“My name is Takako Tajiri. I am the assistant to the middle school and the high school principals. So I support the two principals everyday and the running of the school. My main job is attendance — as you know, since I’m often walking around school to locate students.
I was hired by the school in 1995, so it’s been 27 years! I started in the KJS office, which was in the current nurse’s office. I think since I’ve been here for 27 years my memory could be incorrect, but I worked in the KJS for around 10 years, and after that I worked for a year and half in the workroom and as a grade 1 assistant.
After I returned from maternity leave, I started on the PR team, promoting the school, so I was making posters and publishing the weekly principal’s newsletter. I also updated the school website and took photos for social network sites. At the same time I was the K-12 registrar, and I prepared school documents for the students, parents, and alumni. This is where I was able to learn how the school runs.
I became interested in my current position after reading the articles about what was happening in the middle and high school as I was publishing the newsletters. I found what students and teachers were doing here very amazing, and I wanted to work closely with them.
My favorite part of this job is seeing students being active in supporting many charities around the world and raising awareness for diversity, equality, and inclusion. I take care of the money that students raise for their charities. There are so many councils, clubs, and grade levels too. I have to make sure that I keep the money separate and deposit it in the correct bank account. I have to be careful not to mix them up! Sometimes students donate money overseas, and you have to be very careful filling the remittance form out for that because the handling charge is very expensive. So if there’s an error they may return it to us and we have to pay it again.

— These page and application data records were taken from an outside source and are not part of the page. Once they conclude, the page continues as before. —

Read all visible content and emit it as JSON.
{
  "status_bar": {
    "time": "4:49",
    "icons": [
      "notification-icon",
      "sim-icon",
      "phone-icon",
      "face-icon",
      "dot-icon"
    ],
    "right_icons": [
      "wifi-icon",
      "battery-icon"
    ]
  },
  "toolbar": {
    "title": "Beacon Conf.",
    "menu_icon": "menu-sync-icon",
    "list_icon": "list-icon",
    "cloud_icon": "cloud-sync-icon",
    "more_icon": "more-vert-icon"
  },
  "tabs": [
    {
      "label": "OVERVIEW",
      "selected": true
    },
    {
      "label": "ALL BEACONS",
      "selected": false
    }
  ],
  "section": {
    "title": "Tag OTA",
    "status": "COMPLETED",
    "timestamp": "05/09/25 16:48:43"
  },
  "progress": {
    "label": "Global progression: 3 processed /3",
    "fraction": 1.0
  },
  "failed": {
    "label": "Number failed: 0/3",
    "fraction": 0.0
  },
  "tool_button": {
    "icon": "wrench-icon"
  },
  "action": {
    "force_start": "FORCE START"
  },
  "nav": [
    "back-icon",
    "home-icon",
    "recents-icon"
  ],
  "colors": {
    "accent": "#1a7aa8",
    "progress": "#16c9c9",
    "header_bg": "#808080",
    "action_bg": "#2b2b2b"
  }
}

At home, I have a 14 year old son and I often tell him what the students are doing at Sacred Heart and how much they contribute to the community and to the world. For example, since last school year, the high school students started supporting the Buddy Walk Charity to raise awareness for people with Down syndrome. I have a niece with Down syndrome, and she’s 17 years old. She has so much to offer, even though verbally she doesn’t communicate well. I always felt that they are valuable members of our community, so I was so excited to hear that students at Sacred Heart are supporting them as well.
During the first wave of the pandemic, we closed the school for a couple months. When the students returned I was happy to see everyone. At the end of the first day back, as I was working here in my office, I overheard three girls walking by and saying, “(in Japanese) mata issho ni kaereru ne (we can go home together again)!” That made me realize how important school is for young people and I am grateful for the opportunity to see everyone everyday since then.” — Ms. Tajiri